━━━ Task inputs

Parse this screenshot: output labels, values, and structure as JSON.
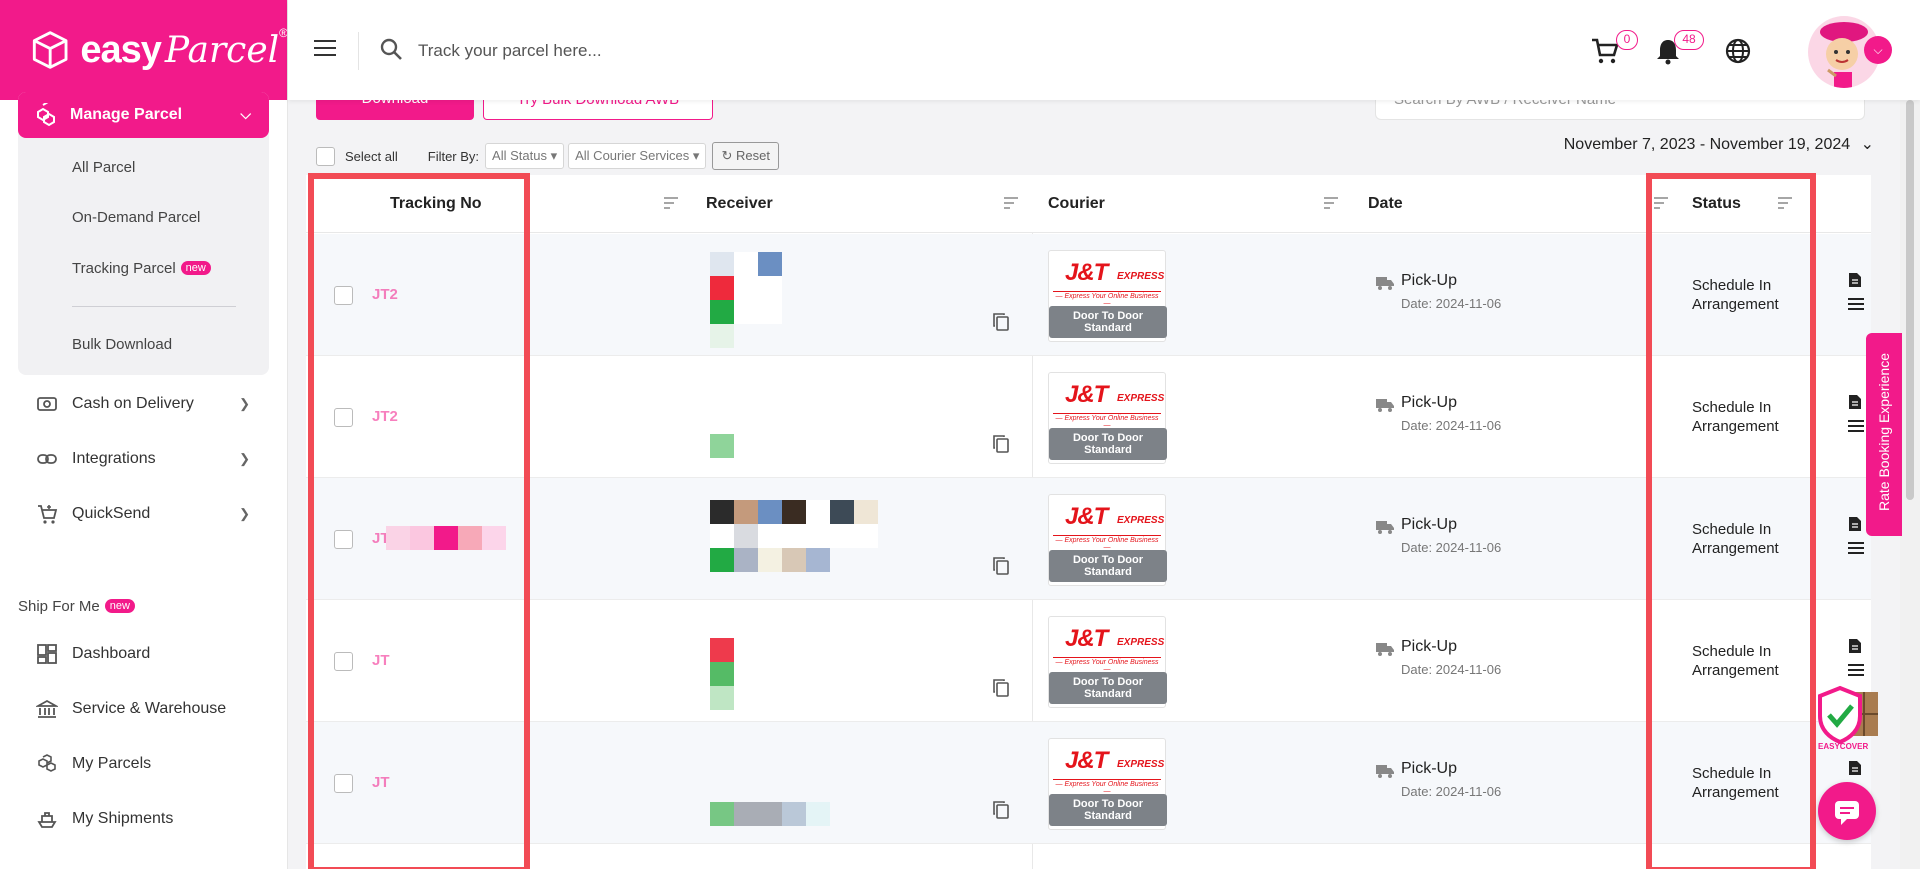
{
  "brand": {
    "name_easy": "easy",
    "name_parcel": "Parcel",
    "reg": "®"
  },
  "header": {
    "search_placeholder": "Track your parcel here...",
    "cart_count": "0",
    "notification_count": "48"
  },
  "sidebar": {
    "active": "Manage Parcel",
    "sub_items": [
      "All Parcel",
      "On-Demand Parcel",
      "Tracking Parcel",
      "Bulk Download"
    ],
    "new_badge": "new",
    "menu": [
      "Cash on Delivery",
      "Integrations",
      "QuickSend"
    ],
    "section": "Ship For Me",
    "ship_items": [
      "Dashboard",
      "Service & Warehouse",
      "My Parcels",
      "My Shipments"
    ]
  },
  "toolbar": {
    "download_label": "Download",
    "bulk_label": "Try Bulk Download AWB",
    "search_placeholder": "Search By AWB / Receiver Name",
    "select_all": "Select all",
    "filter_by": "Filter By:",
    "status_filter": "All Status",
    "courier_filter": "All Courier Services",
    "reset": "Reset",
    "date_range": "November 7, 2023 - November 19, 2024"
  },
  "table": {
    "columns": [
      "Tracking No",
      "Receiver",
      "Courier",
      "Date",
      "Status"
    ],
    "rows": [
      {
        "tracking": "JT2",
        "courier_brand": "J&T",
        "courier_sub": "EXPRESS",
        "tagline": "— Express Your Online Business —",
        "service": "Door To Door Standard",
        "method": "Pick-Up",
        "date": "Date: 2024-11-06",
        "status": "Schedule In Arrangement"
      },
      {
        "tracking": "JT2",
        "courier_brand": "J&T",
        "courier_sub": "EXPRESS",
        "tagline": "— Express Your Online Business —",
        "service": "Door To Door Standard",
        "method": "Pick-Up",
        "date": "Date: 2024-11-06",
        "status": "Schedule In Arrangement"
      },
      {
        "tracking": "JT",
        "courier_brand": "J&T",
        "courier_sub": "EXPRESS",
        "tagline": "— Express Your Online Business —",
        "service": "Door To Door Standard",
        "method": "Pick-Up",
        "date": "Date: 2024-11-06",
        "status": "Schedule In Arrangement"
      },
      {
        "tracking": "JT",
        "courier_brand": "J&T",
        "courier_sub": "EXPRESS",
        "tagline": "— Express Your Online Business —",
        "service": "Door To Door Standard",
        "method": "Pick-Up",
        "date": "Date: 2024-11-06",
        "status": "Schedule In Arrangement"
      },
      {
        "tracking": "JT",
        "courier_brand": "J&T",
        "courier_sub": "EXPRESS",
        "tagline": "— Express Your Online Business —",
        "service": "Door To Door Standard",
        "method": "Pick-Up",
        "date": "Date: 2024-11-06",
        "status": "Schedule In Arrangement"
      }
    ]
  },
  "floating": {
    "rate_booking": "Rate Booking Experience",
    "easycover": "EASYCOVER"
  },
  "colors": {
    "accent": "#f21a8a",
    "highlight": "#f24b55",
    "jt_red": "#e4141b"
  }
}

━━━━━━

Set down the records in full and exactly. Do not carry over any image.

Task result.
Parse this screenshot: output labels, values, and structure as JSON.
{
  "brand": {
    "name_easy": "easy",
    "name_parcel": "Parcel",
    "reg": "®"
  },
  "header": {
    "search_placeholder": "Track your parcel here...",
    "cart_count": "0",
    "notification_count": "48"
  },
  "sidebar": {
    "active": "Manage Parcel",
    "sub_items": [
      "All Parcel",
      "On-Demand Parcel",
      "Tracking Parcel",
      "Bulk Download"
    ],
    "new_badge": "new",
    "menu": [
      "Cash on Delivery",
      "Integrations",
      "QuickSend"
    ],
    "section": "Ship For Me",
    "ship_items": [
      "Dashboard",
      "Service & Warehouse",
      "My Parcels",
      "My Shipments"
    ]
  },
  "toolbar": {
    "download_label": "Download",
    "bulk_label": "Try Bulk Download AWB",
    "search_placeholder": "Search By AWB / Receiver Name",
    "select_all": "Select all",
    "filter_by": "Filter By:",
    "status_filter": "All Status",
    "courier_filter": "All Courier Services",
    "reset": "Reset",
    "date_range": "November 7, 2023 - November 19, 2024"
  },
  "table": {
    "columns": [
      "Tracking No",
      "Receiver",
      "Courier",
      "Date",
      "Status"
    ],
    "rows": [
      {
        "tracking": "JT2",
        "courier_brand": "J&T",
        "courier_sub": "EXPRESS",
        "tagline": "— Express Your Online Business —",
        "service": "Door To Door Standard",
        "method": "Pick-Up",
        "date": "Date: 2024-11-06",
        "status": "Schedule In Arrangement"
      },
      {
        "tracking": "JT2",
        "courier_brand": "J&T",
        "courier_sub": "EXPRESS",
        "tagline": "— Express Your Online Business —",
        "service": "Door To Door Standard",
        "method": "Pick-Up",
        "date": "Date: 2024-11-06",
        "status": "Schedule In Arrangement"
      },
      {
        "tracking": "JT",
        "courier_brand": "J&T",
        "courier_sub": "EXPRESS",
        "tagline": "— Express Your Online Business —",
        "service": "Door To Door Standard",
        "method": "Pick-Up",
        "date": "Date: 2024-11-06",
        "status": "Schedule In Arrangement"
      },
      {
        "tracking": "JT",
        "courier_brand": "J&T",
        "courier_sub": "EXPRESS",
        "tagline": "— Express Your Online Business —",
        "service": "Door To Door Standard",
        "method": "Pick-Up",
        "date": "Date: 2024-11-06",
        "status": "Schedule In Arrangement"
      },
      {
        "tracking": "JT",
        "courier_brand": "J&T",
        "courier_sub": "EXPRESS",
        "tagline": "— Express Your Online Business —",
        "service": "Door To Door Standard",
        "method": "Pick-Up",
        "date": "Date: 2024-11-06",
        "status": "Schedule In Arrangement"
      }
    ]
  },
  "floating": {
    "rate_booking": "Rate Booking Experience",
    "easycover": "EASYCOVER"
  },
  "colors": {
    "accent": "#f21a8a",
    "highlight": "#f24b55",
    "jt_red": "#e4141b"
  }
}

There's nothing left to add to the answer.